- [Exercise description]: When a line in the entries below contains "screenshot", tally it; give the tally with nothing added.

- [Dataset content]:

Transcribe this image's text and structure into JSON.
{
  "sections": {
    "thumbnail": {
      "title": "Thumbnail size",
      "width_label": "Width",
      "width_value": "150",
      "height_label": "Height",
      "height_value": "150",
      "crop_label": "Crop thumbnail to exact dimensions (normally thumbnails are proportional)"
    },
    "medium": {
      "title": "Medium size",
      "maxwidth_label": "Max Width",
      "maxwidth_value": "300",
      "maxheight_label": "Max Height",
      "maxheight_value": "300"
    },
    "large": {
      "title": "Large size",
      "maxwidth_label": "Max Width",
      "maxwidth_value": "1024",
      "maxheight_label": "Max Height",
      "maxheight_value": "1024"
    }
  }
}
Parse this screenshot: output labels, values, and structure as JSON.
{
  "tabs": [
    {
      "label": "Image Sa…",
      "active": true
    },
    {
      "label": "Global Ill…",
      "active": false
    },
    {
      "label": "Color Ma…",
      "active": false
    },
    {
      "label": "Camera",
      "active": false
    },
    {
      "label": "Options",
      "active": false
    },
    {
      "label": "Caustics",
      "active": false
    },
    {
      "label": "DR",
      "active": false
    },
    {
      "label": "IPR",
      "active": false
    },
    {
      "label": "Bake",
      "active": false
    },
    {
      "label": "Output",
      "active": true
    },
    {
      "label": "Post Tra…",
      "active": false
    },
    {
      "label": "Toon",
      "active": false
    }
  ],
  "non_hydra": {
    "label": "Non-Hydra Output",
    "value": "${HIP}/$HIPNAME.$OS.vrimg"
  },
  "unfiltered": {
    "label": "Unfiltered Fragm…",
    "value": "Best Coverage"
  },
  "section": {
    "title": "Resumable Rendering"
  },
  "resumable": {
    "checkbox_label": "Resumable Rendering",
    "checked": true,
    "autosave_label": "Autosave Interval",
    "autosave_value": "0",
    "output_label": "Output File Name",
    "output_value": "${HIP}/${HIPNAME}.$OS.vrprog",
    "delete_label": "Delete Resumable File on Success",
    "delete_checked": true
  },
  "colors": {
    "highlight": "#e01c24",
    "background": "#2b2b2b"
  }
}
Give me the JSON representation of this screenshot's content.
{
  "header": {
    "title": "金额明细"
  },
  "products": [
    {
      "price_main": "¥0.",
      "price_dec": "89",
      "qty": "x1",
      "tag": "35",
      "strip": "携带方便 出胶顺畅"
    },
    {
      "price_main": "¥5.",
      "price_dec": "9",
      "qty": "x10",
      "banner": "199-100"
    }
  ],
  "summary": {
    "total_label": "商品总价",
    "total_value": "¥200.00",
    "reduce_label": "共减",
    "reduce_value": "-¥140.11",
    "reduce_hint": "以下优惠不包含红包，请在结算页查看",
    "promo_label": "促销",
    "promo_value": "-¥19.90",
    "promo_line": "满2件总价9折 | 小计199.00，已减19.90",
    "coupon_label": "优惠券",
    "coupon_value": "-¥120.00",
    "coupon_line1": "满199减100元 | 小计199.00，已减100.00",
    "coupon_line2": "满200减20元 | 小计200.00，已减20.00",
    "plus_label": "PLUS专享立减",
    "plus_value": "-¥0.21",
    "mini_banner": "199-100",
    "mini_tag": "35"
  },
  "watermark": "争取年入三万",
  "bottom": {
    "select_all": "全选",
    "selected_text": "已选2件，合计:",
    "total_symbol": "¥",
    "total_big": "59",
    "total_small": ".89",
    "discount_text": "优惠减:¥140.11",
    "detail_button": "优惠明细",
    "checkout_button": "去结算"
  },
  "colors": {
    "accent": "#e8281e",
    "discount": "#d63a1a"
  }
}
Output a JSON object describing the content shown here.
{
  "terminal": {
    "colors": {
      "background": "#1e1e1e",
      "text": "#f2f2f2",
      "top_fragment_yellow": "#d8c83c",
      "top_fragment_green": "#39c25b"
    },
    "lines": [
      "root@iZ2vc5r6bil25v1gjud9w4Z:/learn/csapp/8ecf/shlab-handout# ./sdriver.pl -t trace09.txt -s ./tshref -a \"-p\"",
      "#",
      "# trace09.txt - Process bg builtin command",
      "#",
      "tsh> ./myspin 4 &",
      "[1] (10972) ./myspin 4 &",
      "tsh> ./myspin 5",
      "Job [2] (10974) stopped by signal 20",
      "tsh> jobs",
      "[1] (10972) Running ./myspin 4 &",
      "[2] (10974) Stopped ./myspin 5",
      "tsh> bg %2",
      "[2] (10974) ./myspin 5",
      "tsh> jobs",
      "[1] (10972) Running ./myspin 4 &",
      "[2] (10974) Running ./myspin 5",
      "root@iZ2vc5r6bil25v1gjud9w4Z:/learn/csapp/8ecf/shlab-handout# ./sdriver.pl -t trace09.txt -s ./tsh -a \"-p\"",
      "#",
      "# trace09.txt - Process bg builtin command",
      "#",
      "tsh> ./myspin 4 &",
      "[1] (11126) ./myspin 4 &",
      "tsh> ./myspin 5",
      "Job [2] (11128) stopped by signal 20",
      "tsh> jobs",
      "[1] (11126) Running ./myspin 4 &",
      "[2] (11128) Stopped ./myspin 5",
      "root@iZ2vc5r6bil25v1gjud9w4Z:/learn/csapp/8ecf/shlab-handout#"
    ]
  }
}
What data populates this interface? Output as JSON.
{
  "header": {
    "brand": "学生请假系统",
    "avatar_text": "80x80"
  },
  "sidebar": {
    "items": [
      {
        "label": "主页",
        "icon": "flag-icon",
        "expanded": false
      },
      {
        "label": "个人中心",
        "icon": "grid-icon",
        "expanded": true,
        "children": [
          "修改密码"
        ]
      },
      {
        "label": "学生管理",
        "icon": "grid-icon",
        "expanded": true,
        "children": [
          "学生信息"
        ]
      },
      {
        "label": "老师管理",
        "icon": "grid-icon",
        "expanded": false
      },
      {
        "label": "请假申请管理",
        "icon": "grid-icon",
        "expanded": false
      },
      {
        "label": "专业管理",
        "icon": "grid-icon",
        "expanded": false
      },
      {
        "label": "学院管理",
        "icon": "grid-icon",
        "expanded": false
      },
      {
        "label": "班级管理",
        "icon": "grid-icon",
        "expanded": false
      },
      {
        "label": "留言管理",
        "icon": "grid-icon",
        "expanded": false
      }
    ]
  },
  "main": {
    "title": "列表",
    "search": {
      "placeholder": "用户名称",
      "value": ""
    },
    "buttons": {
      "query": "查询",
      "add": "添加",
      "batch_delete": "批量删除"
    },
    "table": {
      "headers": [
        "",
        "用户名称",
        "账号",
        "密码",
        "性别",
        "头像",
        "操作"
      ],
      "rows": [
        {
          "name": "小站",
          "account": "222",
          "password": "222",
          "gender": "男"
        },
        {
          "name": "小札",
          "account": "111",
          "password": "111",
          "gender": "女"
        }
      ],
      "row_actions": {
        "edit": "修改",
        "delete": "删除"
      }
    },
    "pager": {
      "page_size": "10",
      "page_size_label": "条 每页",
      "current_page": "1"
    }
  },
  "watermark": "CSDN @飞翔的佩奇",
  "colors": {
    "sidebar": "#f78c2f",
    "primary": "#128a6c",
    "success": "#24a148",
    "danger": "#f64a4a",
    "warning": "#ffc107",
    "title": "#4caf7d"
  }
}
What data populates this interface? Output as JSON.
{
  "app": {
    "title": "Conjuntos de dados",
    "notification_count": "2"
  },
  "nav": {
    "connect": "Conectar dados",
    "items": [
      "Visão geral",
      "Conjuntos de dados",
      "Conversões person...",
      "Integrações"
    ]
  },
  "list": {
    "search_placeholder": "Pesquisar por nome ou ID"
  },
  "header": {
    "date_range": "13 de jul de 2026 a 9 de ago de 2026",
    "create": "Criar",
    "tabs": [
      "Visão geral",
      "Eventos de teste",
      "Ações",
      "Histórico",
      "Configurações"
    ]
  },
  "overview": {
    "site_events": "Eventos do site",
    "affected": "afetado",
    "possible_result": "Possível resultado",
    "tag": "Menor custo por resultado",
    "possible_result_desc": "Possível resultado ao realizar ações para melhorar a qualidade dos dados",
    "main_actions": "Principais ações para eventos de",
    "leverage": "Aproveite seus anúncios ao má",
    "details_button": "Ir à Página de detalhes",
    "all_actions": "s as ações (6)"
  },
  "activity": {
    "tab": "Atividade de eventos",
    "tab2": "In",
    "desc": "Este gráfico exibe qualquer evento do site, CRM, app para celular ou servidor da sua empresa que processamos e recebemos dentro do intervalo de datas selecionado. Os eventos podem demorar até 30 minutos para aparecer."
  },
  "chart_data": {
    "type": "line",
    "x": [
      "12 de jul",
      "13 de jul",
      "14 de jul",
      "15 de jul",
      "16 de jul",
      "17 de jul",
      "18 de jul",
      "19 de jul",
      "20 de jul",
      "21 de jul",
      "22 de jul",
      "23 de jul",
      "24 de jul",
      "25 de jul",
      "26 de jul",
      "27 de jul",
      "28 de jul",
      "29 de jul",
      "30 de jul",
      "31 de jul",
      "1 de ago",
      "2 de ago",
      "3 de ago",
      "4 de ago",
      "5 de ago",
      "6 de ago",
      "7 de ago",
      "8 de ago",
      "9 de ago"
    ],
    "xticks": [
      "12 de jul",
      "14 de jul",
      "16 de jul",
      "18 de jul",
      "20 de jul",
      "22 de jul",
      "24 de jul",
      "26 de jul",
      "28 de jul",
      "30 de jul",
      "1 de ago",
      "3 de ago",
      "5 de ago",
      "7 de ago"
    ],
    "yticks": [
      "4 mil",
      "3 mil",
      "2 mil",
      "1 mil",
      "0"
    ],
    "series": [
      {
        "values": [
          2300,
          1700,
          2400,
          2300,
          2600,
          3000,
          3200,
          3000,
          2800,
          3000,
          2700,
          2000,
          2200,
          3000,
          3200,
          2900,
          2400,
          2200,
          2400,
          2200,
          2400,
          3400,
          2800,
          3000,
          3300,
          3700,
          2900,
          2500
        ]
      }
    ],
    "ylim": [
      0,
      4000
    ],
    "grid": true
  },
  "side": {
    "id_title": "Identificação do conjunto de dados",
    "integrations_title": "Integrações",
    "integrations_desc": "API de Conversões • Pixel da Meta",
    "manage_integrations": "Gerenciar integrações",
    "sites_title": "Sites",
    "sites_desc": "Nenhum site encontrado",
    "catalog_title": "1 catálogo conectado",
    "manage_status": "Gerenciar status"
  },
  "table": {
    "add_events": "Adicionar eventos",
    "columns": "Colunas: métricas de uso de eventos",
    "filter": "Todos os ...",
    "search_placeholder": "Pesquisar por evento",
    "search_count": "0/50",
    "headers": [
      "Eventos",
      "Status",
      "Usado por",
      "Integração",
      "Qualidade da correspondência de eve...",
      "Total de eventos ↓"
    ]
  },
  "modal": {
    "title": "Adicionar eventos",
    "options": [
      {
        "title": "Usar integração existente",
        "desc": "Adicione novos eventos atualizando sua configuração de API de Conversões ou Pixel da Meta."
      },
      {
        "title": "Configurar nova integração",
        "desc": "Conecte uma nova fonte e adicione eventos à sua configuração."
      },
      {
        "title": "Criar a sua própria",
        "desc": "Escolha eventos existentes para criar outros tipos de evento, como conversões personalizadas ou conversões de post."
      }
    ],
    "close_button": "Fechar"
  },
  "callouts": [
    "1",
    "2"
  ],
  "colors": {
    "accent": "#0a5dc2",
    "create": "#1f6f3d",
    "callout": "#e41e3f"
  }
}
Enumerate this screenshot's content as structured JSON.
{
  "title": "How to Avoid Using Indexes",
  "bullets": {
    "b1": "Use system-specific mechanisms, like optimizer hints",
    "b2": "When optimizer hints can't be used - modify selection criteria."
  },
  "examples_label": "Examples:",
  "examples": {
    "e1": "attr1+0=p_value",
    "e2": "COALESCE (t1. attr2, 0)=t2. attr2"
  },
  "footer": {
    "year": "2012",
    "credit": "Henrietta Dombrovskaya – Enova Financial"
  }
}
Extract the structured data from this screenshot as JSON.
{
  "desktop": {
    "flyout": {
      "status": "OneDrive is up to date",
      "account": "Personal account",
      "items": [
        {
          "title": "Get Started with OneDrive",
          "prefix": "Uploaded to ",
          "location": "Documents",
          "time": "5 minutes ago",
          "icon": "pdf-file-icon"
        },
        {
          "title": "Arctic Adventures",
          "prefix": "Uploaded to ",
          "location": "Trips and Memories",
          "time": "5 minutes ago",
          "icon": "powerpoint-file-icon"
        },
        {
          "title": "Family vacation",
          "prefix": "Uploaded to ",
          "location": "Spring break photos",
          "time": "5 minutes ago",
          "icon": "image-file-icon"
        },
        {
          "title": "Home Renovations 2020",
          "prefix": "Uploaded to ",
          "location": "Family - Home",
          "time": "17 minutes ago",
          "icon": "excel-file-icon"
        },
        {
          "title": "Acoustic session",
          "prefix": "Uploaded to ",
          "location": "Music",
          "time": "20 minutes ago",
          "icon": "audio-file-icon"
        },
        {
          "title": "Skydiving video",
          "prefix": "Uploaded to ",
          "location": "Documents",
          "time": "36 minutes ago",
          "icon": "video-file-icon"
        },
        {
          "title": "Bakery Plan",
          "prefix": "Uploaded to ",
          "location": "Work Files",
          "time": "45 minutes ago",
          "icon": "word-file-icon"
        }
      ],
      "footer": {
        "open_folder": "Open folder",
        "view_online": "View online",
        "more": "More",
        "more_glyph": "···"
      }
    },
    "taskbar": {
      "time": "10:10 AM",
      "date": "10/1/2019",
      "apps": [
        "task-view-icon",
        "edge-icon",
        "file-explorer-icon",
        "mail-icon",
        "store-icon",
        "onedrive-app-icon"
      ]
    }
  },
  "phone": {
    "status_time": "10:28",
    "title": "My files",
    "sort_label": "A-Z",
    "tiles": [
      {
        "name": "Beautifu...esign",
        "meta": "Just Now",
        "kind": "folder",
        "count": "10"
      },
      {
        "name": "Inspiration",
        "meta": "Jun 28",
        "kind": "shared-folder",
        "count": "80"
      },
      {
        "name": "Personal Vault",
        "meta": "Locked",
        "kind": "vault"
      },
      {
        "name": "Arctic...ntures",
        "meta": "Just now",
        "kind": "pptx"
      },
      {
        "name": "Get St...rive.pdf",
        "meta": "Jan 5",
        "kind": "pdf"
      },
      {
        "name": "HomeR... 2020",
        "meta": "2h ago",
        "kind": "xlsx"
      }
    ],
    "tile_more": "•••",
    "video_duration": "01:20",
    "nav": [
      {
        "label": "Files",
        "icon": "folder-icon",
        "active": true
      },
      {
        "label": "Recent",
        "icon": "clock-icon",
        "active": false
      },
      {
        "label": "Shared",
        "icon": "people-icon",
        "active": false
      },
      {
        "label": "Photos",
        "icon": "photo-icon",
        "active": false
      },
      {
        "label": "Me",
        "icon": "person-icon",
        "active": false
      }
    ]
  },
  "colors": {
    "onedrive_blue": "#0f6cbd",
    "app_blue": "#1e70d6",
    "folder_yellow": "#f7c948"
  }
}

- [Exercise response]: 4